Connection: 30lbs Fireline or beading wire
Hook: 4 Gamakatsu Octopus
Weight: Small lead free wire (optional)
Rear Egg: Chartreuse chenille
Body: Pink diamond braid secured by medium gold wire
Wing: Pink ostrich in a dubbing loop with flash tied on top
Hackle: Pink schlappan
Secure your base into the vise. Loop the hook onto the Fireline and lash the Fireline to the hook. I like to add some glue for extra security. At this point you can add a thin layer of weight to the front third of the base, leaving some room at the front. Once the glue has dried, tie in a ball of chenille at the rear. In front of the chenille, tie in the diamond braid and wire. Next, wrap the diamond braid up the base and tie off (still leaving room at the front). Secure the diamond braid with gold wire and tie off at the same point as the diamond braid. Then, form a dubbing loop.
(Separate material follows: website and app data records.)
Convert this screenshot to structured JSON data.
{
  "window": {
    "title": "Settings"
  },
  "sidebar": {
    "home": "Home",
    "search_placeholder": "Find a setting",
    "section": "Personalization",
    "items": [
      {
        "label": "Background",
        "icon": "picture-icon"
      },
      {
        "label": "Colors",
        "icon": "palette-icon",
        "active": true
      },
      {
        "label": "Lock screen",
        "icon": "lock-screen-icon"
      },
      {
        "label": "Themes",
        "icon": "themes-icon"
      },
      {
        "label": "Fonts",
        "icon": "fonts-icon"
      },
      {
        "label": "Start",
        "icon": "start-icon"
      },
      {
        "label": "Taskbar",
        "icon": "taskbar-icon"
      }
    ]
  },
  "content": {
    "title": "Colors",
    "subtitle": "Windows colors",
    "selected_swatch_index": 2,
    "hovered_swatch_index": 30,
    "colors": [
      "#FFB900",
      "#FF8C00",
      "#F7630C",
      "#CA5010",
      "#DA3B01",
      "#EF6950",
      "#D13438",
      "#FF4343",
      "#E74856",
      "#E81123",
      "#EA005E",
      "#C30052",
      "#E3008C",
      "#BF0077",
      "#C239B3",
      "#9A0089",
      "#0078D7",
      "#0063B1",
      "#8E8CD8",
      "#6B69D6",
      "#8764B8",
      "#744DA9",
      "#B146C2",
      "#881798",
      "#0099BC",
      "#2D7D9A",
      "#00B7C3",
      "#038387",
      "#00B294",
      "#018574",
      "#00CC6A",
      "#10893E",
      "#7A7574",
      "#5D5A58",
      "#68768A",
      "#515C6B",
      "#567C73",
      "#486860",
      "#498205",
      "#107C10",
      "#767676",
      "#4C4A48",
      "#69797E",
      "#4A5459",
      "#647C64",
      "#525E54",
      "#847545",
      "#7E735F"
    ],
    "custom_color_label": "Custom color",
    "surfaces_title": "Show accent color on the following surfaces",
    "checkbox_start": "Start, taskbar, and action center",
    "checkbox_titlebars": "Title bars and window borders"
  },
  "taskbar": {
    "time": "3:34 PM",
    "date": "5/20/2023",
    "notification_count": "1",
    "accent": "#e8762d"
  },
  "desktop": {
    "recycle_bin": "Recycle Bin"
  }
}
Wax the dubbing loop and add the ostrich (10 herls or so). Spin the dubbing loop and wrap. Try to sweep the ostrich back in between each wrap. After you've tied off the ostrich you can add a wing of flash. Make the flash as sparse or as heavy as you'd like. Following that, strip one side of the schlappan hackle. Tie in the hackle so the concave side is facing the rear. The goal with the schlappan is to have the fibers sweep back towards the rear when finished. Make two or three wraps of the hackle and tie off. You're done.
This fly is my first attempt at a fly called a Fish Taco. The fly was originated by Jeff Hickman for west coast steelhead in clear water situations. The Fish Taco has a slimmer profile but plenty of movement and is easy to cast.
I've read pink with gold and chartreuse flash or gold and blue/green flash work well on bright, cold days in the winter when you need to coax fish into action. I have to be honest, I haven't caught a fish on this pattern but I haven't fished the fly very much and, frankly, I'm still trying to figure out the basics of the swing game. I think it will be a producer. If you tie one up and get a fish on it let me know. Also, if you come up some adaptations that tailor this fly for our Midwest streams I'd enjoy hearing about those as well.
I really enjoy tying this pattern. You can make it as simple or as complex as you want. Additionally, with today's diverse selection of materials and colors you can experiment with the pattern to meet your needs. I'm heading up to Michigan this coming weekend to swing some flies. You can bet this fly will get some playing time. Tight lines.